Provided data section start

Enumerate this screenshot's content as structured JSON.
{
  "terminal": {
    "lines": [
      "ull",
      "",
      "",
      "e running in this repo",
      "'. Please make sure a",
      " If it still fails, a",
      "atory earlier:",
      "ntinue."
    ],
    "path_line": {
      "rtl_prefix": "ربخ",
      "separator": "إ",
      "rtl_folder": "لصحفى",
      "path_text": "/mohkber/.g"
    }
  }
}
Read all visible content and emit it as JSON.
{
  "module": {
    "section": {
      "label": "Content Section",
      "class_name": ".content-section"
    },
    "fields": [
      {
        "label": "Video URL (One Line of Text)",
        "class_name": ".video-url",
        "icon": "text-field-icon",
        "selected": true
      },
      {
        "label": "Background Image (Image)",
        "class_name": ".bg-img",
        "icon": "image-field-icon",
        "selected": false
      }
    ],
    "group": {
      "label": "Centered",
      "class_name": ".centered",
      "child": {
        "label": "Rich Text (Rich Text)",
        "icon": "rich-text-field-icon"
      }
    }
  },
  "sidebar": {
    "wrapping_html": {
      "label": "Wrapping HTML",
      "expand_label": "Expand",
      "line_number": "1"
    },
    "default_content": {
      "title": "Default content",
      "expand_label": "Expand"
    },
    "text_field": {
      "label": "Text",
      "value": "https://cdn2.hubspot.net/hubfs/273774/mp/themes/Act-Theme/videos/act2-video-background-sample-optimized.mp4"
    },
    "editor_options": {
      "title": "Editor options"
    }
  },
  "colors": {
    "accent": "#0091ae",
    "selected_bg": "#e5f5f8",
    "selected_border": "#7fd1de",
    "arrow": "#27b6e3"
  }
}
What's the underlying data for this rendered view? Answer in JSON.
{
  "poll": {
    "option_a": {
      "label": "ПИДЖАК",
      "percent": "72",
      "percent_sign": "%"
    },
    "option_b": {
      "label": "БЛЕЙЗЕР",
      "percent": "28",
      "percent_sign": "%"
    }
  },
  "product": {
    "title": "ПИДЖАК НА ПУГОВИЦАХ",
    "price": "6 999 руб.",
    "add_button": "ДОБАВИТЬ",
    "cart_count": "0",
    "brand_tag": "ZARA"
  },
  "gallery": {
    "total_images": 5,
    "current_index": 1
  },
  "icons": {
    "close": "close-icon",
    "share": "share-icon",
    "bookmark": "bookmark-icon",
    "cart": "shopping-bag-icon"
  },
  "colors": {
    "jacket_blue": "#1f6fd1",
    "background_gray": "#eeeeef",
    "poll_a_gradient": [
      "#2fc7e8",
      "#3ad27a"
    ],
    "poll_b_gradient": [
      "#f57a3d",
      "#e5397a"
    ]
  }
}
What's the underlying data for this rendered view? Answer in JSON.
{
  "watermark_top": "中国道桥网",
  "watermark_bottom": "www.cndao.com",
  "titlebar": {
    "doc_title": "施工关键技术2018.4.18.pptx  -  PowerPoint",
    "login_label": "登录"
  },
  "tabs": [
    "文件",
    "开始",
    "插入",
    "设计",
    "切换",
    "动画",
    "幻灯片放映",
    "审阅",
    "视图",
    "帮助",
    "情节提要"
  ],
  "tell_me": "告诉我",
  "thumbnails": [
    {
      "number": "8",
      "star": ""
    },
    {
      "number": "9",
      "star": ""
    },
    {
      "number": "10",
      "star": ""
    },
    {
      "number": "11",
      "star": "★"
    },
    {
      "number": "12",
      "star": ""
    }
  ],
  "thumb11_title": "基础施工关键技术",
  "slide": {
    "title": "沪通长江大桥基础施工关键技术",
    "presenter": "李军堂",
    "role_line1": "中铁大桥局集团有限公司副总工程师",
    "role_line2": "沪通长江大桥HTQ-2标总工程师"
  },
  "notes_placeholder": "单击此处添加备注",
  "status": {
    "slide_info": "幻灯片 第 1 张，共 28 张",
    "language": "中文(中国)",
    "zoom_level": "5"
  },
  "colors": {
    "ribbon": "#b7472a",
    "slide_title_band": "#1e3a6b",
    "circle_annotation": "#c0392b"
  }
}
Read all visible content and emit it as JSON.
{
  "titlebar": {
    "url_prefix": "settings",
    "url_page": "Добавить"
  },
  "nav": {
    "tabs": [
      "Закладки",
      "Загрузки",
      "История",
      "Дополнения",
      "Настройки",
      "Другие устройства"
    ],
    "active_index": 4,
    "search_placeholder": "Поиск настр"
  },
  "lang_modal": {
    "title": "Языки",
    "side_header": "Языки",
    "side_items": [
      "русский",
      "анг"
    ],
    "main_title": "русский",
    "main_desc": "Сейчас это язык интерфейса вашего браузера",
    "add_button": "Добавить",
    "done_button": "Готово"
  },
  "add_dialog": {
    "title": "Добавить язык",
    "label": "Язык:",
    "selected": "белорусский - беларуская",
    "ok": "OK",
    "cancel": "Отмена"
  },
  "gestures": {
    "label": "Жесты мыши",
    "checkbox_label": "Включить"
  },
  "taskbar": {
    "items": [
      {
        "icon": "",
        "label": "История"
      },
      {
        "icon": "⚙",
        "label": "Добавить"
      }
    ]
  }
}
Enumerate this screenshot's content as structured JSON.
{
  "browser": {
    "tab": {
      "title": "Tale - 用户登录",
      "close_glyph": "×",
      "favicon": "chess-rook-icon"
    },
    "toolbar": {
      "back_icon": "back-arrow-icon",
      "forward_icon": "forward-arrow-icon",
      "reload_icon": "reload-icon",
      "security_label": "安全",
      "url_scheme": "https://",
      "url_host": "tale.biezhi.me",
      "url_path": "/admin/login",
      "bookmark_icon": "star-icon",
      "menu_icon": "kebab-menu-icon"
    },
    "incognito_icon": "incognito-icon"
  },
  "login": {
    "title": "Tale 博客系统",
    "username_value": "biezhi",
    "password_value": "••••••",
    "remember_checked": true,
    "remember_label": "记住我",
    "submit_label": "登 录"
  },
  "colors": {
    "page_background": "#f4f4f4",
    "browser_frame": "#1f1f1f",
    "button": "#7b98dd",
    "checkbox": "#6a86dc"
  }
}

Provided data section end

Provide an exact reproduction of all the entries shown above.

Enumerate this screenshot's content as structured JSON.
{
  "terminal": {
    "lines": [
      "ull",
      "",
      "",
      "e running in this repo",
      "'. Please make sure a",
      " If it still fails, a",
      "atory earlier:",
      "ntinue."
    ],
    "path_line": {
      "rtl_prefix": "ربخ",
      "separator": "إ",
      "rtl_folder": "لصحفى",
      "path_text": "/mohkber/.g"
    }
  }
}
Read all visible content and emit it as JSON.
{
  "module": {
    "section": {
      "label": "Content Section",
      "class_name": ".content-section"
    },
    "fields": [
      {
        "label": "Video URL (One Line of Text)",
        "class_name": ".video-url",
        "icon": "text-field-icon",
        "selected": true
      },
      {
        "label": "Background Image (Image)",
        "class_name": ".bg-img",
        "icon": "image-field-icon",
        "selected": false
      }
    ],
    "group": {
      "label": "Centered",
      "class_name": ".centered",
      "child": {
        "label": "Rich Text (Rich Text)",
        "icon": "rich-text-field-icon"
      }
    }
  },
  "sidebar": {
    "wrapping_html": {
      "label": "Wrapping HTML",
      "expand_label": "Expand",
      "line_number": "1"
    },
    "default_content": {
      "title": "Default content",
      "expand_label": "Expand"
    },
    "text_field": {
      "label": "Text",
      "value": "https://cdn2.hubspot.net/hubfs/273774/mp/themes/Act-Theme/videos/act2-video-background-sample-optimized.mp4"
    },
    "editor_options": {
      "title": "Editor options"
    }
  },
  "colors": {
    "accent": "#0091ae",
    "selected_bg": "#e5f5f8",
    "selected_border": "#7fd1de",
    "arrow": "#27b6e3"
  }
}
What's the underlying data for this rendered view? Answer in JSON.
{
  "poll": {
    "option_a": {
      "label": "ПИДЖАК",
      "percent": "72",
      "percent_sign": "%"
    },
    "option_b": {
      "label": "БЛЕЙЗЕР",
      "percent": "28",
      "percent_sign": "%"
    }
  },
  "product": {
    "title": "ПИДЖАК НА ПУГОВИЦАХ",
    "price": "6 999 руб.",
    "add_button": "ДОБАВИТЬ",
    "cart_count": "0",
    "brand_tag": "ZARA"
  },
  "gallery": {
    "total_images": 5,
    "current_index": 1
  },
  "icons": {
    "close": "close-icon",
    "share": "share-icon",
    "bookmark": "bookmark-icon",
    "cart": "shopping-bag-icon"
  },
  "colors": {
    "jacket_blue": "#1f6fd1",
    "background_gray": "#eeeeef",
    "poll_a_gradient": [
      "#2fc7e8",
      "#3ad27a"
    ],
    "poll_b_gradient": [
      "#f57a3d",
      "#e5397a"
    ]
  }
}
What's the underlying data for this rendered view? Answer in JSON.
{
  "watermark_top": "中国道桥网",
  "watermark_bottom": "www.cndao.com",
  "titlebar": {
    "doc_title": "施工关键技术2018.4.18.pptx  -  PowerPoint",
    "login_label": "登录"
  },
  "tabs": [
    "文件",
    "开始",
    "插入",
    "设计",
    "切换",
    "动画",
    "幻灯片放映",
    "审阅",
    "视图",
    "帮助",
    "情节提要"
  ],
  "tell_me": "告诉我",
  "thumbnails": [
    {
      "number": "8",
      "star": ""
    },
    {
      "number": "9",
      "star": ""
    },
    {
      "number": "10",
      "star": ""
    },
    {
      "number": "11",
      "star": "★"
    },
    {
      "number": "12",
      "star": ""
    }
  ],
  "thumb11_title": "基础施工关键技术",
  "slide": {
    "title": "沪通长江大桥基础施工关键技术",
    "presenter": "李军堂",
    "role_line1": "中铁大桥局集团有限公司副总工程师",
    "role_line2": "沪通长江大桥HTQ-2标总工程师"
  },
  "notes_placeholder": "单击此处添加备注",
  "status": {
    "slide_info": "幻灯片 第 1 张，共 28 张",
    "language": "中文(中国)",
    "zoom_level": "5"
  },
  "colors": {
    "ribbon": "#b7472a",
    "slide_title_band": "#1e3a6b",
    "circle_annotation": "#c0392b"
  }
}
Read all visible content and emit it as JSON.
{
  "titlebar": {
    "url_prefix": "settings",
    "url_page": "Добавить"
  },
  "nav": {
    "tabs": [
      "Закладки",
      "Загрузки",
      "История",
      "Дополнения",
      "Настройки",
      "Другие устройства"
    ],
    "active_index": 4,
    "search_placeholder": "Поиск настр"
  },
  "lang_modal": {
    "title": "Языки",
    "side_header": "Языки",
    "side_items": [
      "русский",
      "анг"
    ],
    "main_title": "русский",
    "main_desc": "Сейчас это язык интерфейса вашего браузера",
    "add_button": "Добавить",
    "done_button": "Готово"
  },
  "add_dialog": {
    "title": "Добавить язык",
    "label": "Язык:",
    "selected": "белорусский - беларуская",
    "ok": "OK",
    "cancel": "Отмена"
  },
  "gestures": {
    "label": "Жесты мыши",
    "checkbox_label": "Включить"
  },
  "taskbar": {
    "items": [
      {
        "icon": "",
        "label": "История"
      },
      {
        "icon": "⚙",
        "label": "Добавить"
      }
    ]
  }
}
Enumerate this screenshot's content as structured JSON.
{
  "browser": {
    "tab": {
      "title": "Tale - 用户登录",
      "close_glyph": "×",
      "favicon": "chess-rook-icon"
    },
    "toolbar": {
      "back_icon": "back-arrow-icon",
      "forward_icon": "forward-arrow-icon",
      "reload_icon": "reload-icon",
      "security_label": "安全",
      "url_scheme": "https://",
      "url_host": "tale.biezhi.me",
      "url_path": "/admin/login",
      "bookmark_icon": "star-icon",
      "menu_icon": "kebab-menu-icon"
    },
    "incognito_icon": "incognito-icon"
  },
  "login": {
    "title": "Tale 博客系统",
    "username_value": "biezhi",
    "password_value": "••••••",
    "remember_checked": true,
    "remember_label": "记住我",
    "submit_label": "登 录"
  },
  "colors": {
    "page_background": "#f4f4f4",
    "browser_frame": "#1f1f1f",
    "button": "#7b98dd",
    "checkbox": "#6a86dc"
  }
}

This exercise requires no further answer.